 I missed a good paper yesterday: “The Word Answering the Word: Opening the Space of Biblical Interpretation” at the Edinburgh Dogmatics Conference. Fortunately I have a copy of the paper to hand, and have read it sitting in bed to the sound of Lucy’s breathing as she sleeps next to me. No small talk, no feeling inadequate because I haven’t read that book, or that one either…or published a raft of peer-reviewed articles. This is the best–the very best–of both my little worlds. And I will even get a chance at some Q & A with the author of said paper: Lucy’s daddy.
My first question: “Don’t I remember you talking about Joseph Ratzinger’s concept of tradition in our kitchen in Atlanta?” Really. That’s my opening question, partly because I found the paper thought-provoking and not suspicion-arousing. But, more importantly, I will ask that question (probably in the kitchen) because it tells me something really important about scholarship. I think sometimes that my husband devours books and churns out essays. That’s true, but the essay-churning–if I am right about the conversation at least four years ago in our kitchen in Atlanta–lags significantly behind the book-devouring. Percolating happens.
That’s hopeful. Really hopeful. I don’t devour books, I glide over them like a glacier. And I only churn out to-do lists these days…and Christmas cards, when the time comes. Essays? Not so much. I think about things; I dream of papers I’d like to publish, books I’d like to write. Sometimes I make lists of those, too… But I find all the small spaces in which Lewis seems to get so much done completely occupied. My interstitial spaces, those odd moments in which I might read a few pages or jot down notes, are the spaces in which school uniform is ordered, birthday parties are planned, online Christmas shopping begins, a chore chart is devised, school supplies are organized, and Lucy’s clothes are sorted–she’s grown out of that and that and that…what does she need now? I store information about shoe sizes and coat sizes, teachers’ names and school holidays, doctor appointments and childcare arrangements. Neither in my head nor in my weekly schedule do I find time to divert to scholarship. I know, because I tried for several weeks to take an idea and make it into an essay, using those in-between times. The number of balls I would have had to drop was completely unacceptable.

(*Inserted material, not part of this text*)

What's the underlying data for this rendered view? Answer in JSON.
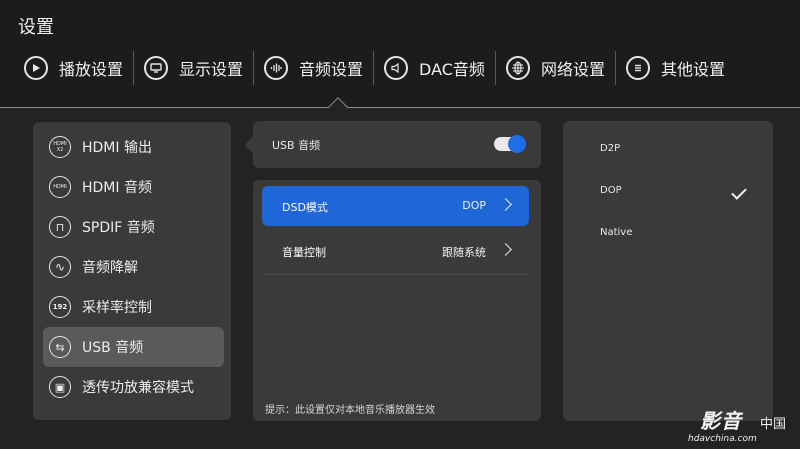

That’s neither a complaint nor an excuse. It just is. So the idea that percolating is a part of the process for everyone does give me hope. Because one day I won’t have to choose between reading the paper next to my sleeping toddler, or going to the conference to hear it. I will have more time to read slowly and write slightly less slowly. But I won’t get to choose between my 2-year-old (and my 11-year-old, my 9-year-old, and my 6-year-old, for that matter) and some conference or other. Conferences will come again, year after year. But that little sigh I just heard will not be the same the next time the Edinburgh Dogmatics Conference comes around.
All the same, I am glad I had a chance to read the paper. It really is quite good.